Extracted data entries

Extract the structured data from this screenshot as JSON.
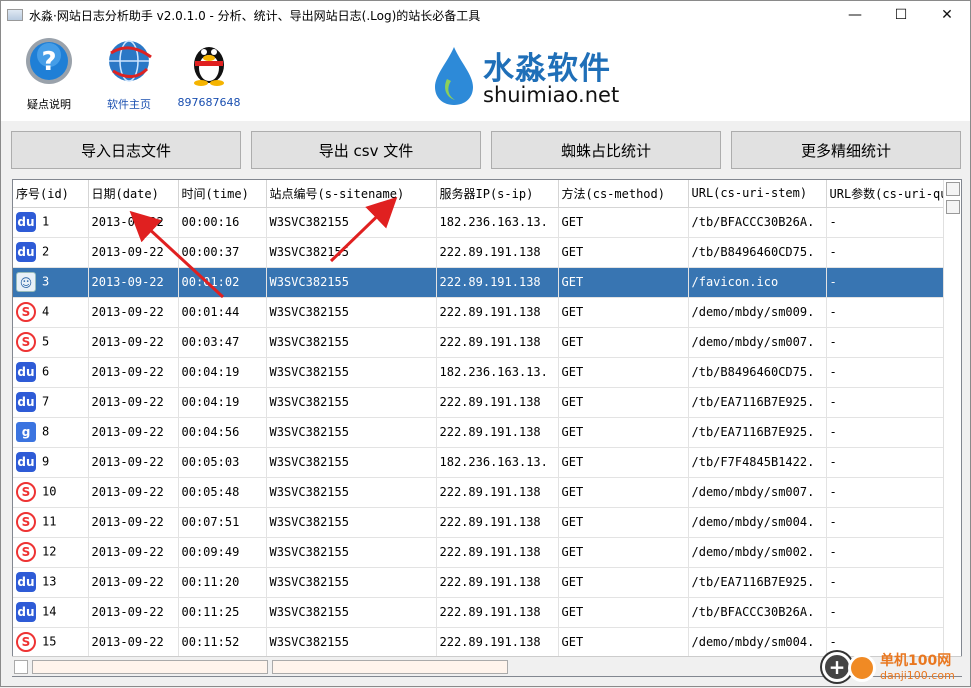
{
  "window": {
    "title": "水淼·网站日志分析助手 v2.0.1.0 - 分析、统计、导出网站日志(.Log)的站长必备工具",
    "controls": [
      "—",
      "☐",
      "✕"
    ]
  },
  "toolbar": {
    "items": [
      {
        "label": "疑点说明",
        "icon": "question-icon"
      },
      {
        "label": "软件主页",
        "icon": "globe-icon"
      },
      {
        "label": "897687648",
        "icon": "qq-penguin-icon"
      }
    ],
    "logo_cn": "水淼软件",
    "logo_en": "shuimiao.net"
  },
  "actions": {
    "import_label": "导入日志文件",
    "export_label": "导出 csv 文件",
    "spider_label": "蜘蛛占比统计",
    "more_label": "更多精细统计"
  },
  "table": {
    "columns": [
      "序号(id)",
      "日期(date)",
      "时间(time)",
      "站点编号(s-sitename)",
      "服务器IP(s-ip)",
      "方法(cs-method)",
      "URL(cs-uri-stem)",
      "URL参数(cs-uri-qu"
    ],
    "rows": [
      {
        "icon": "baidu",
        "id": "1",
        "date": "2013-09-22",
        "time": "00:00:16",
        "site": "W3SVC382155",
        "ip": "182.236.163.13.",
        "method": "GET",
        "url": "/tb/BFACCC30B26A.",
        "query": "-"
      },
      {
        "icon": "baidu",
        "id": "2",
        "date": "2013-09-22",
        "time": "00:00:37",
        "site": "W3SVC382155",
        "ip": "222.89.191.138",
        "method": "GET",
        "url": "/tb/B8496460CD75.",
        "query": "-"
      },
      {
        "icon": "user",
        "id": "3",
        "date": "2013-09-22",
        "time": "00:01:02",
        "site": "W3SVC382155",
        "ip": "222.89.191.138",
        "method": "GET",
        "url": "/favicon.ico",
        "query": "-",
        "selected": true
      },
      {
        "icon": "sogou",
        "id": "4",
        "date": "2013-09-22",
        "time": "00:01:44",
        "site": "W3SVC382155",
        "ip": "222.89.191.138",
        "method": "GET",
        "url": "/demo/mbdy/sm009.",
        "query": "-"
      },
      {
        "icon": "sogou",
        "id": "5",
        "date": "2013-09-22",
        "time": "00:03:47",
        "site": "W3SVC382155",
        "ip": "222.89.191.138",
        "method": "GET",
        "url": "/demo/mbdy/sm007.",
        "query": "-"
      },
      {
        "icon": "baidu",
        "id": "6",
        "date": "2013-09-22",
        "time": "00:04:19",
        "site": "W3SVC382155",
        "ip": "182.236.163.13.",
        "method": "GET",
        "url": "/tb/B8496460CD75.",
        "query": "-"
      },
      {
        "icon": "baidu",
        "id": "7",
        "date": "2013-09-22",
        "time": "00:04:19",
        "site": "W3SVC382155",
        "ip": "222.89.191.138",
        "method": "GET",
        "url": "/tb/EA7116B7E925.",
        "query": "-"
      },
      {
        "icon": "google",
        "id": "8",
        "date": "2013-09-22",
        "time": "00:04:56",
        "site": "W3SVC382155",
        "ip": "222.89.191.138",
        "method": "GET",
        "url": "/tb/EA7116B7E925.",
        "query": "-"
      },
      {
        "icon": "baidu",
        "id": "9",
        "date": "2013-09-22",
        "time": "00:05:03",
        "site": "W3SVC382155",
        "ip": "182.236.163.13.",
        "method": "GET",
        "url": "/tb/F7F4845B1422.",
        "query": "-"
      },
      {
        "icon": "sogou",
        "id": "10",
        "date": "2013-09-22",
        "time": "00:05:48",
        "site": "W3SVC382155",
        "ip": "222.89.191.138",
        "method": "GET",
        "url": "/demo/mbdy/sm007.",
        "query": "-"
      },
      {
        "icon": "sogou",
        "id": "11",
        "date": "2013-09-22",
        "time": "00:07:51",
        "site": "W3SVC382155",
        "ip": "222.89.191.138",
        "method": "GET",
        "url": "/demo/mbdy/sm004.",
        "query": "-"
      },
      {
        "icon": "sogou",
        "id": "12",
        "date": "2013-09-22",
        "time": "00:09:49",
        "site": "W3SVC382155",
        "ip": "222.89.191.138",
        "method": "GET",
        "url": "/demo/mbdy/sm002.",
        "query": "-"
      },
      {
        "icon": "baidu",
        "id": "13",
        "date": "2013-09-22",
        "time": "00:11:20",
        "site": "W3SVC382155",
        "ip": "222.89.191.138",
        "method": "GET",
        "url": "/tb/EA7116B7E925.",
        "query": "-"
      },
      {
        "icon": "baidu",
        "id": "14",
        "date": "2013-09-22",
        "time": "00:11:25",
        "site": "W3SVC382155",
        "ip": "222.89.191.138",
        "method": "GET",
        "url": "/tb/BFACCC30B26A.",
        "query": "-"
      },
      {
        "icon": "sogou",
        "id": "15",
        "date": "2013-09-22",
        "time": "00:11:52",
        "site": "W3SVC382155",
        "ip": "222.89.191.138",
        "method": "GET",
        "url": "/demo/mbdy/sm004.",
        "query": "-"
      }
    ]
  },
  "icon_glyphs": {
    "baidu": "du",
    "sogou": "S",
    "google": "g",
    "user": "☺"
  },
  "watermark": {
    "cn": "单机100网",
    "en": "danji100.com"
  },
  "colors": {
    "selection": "#3875b2",
    "logo_blue": "#1f6fb8",
    "arrow_red": "#e02020",
    "watermark_orange": "#e9771f"
  }
}
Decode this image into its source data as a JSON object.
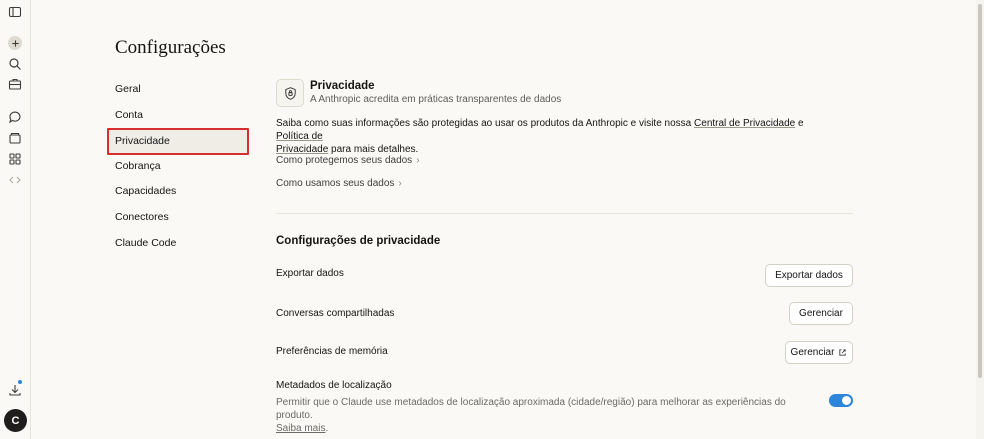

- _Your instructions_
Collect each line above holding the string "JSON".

- _Result of the task_
Extract the structured data from this screenshot as JSON.
Decode this image into its source data as a JSON object.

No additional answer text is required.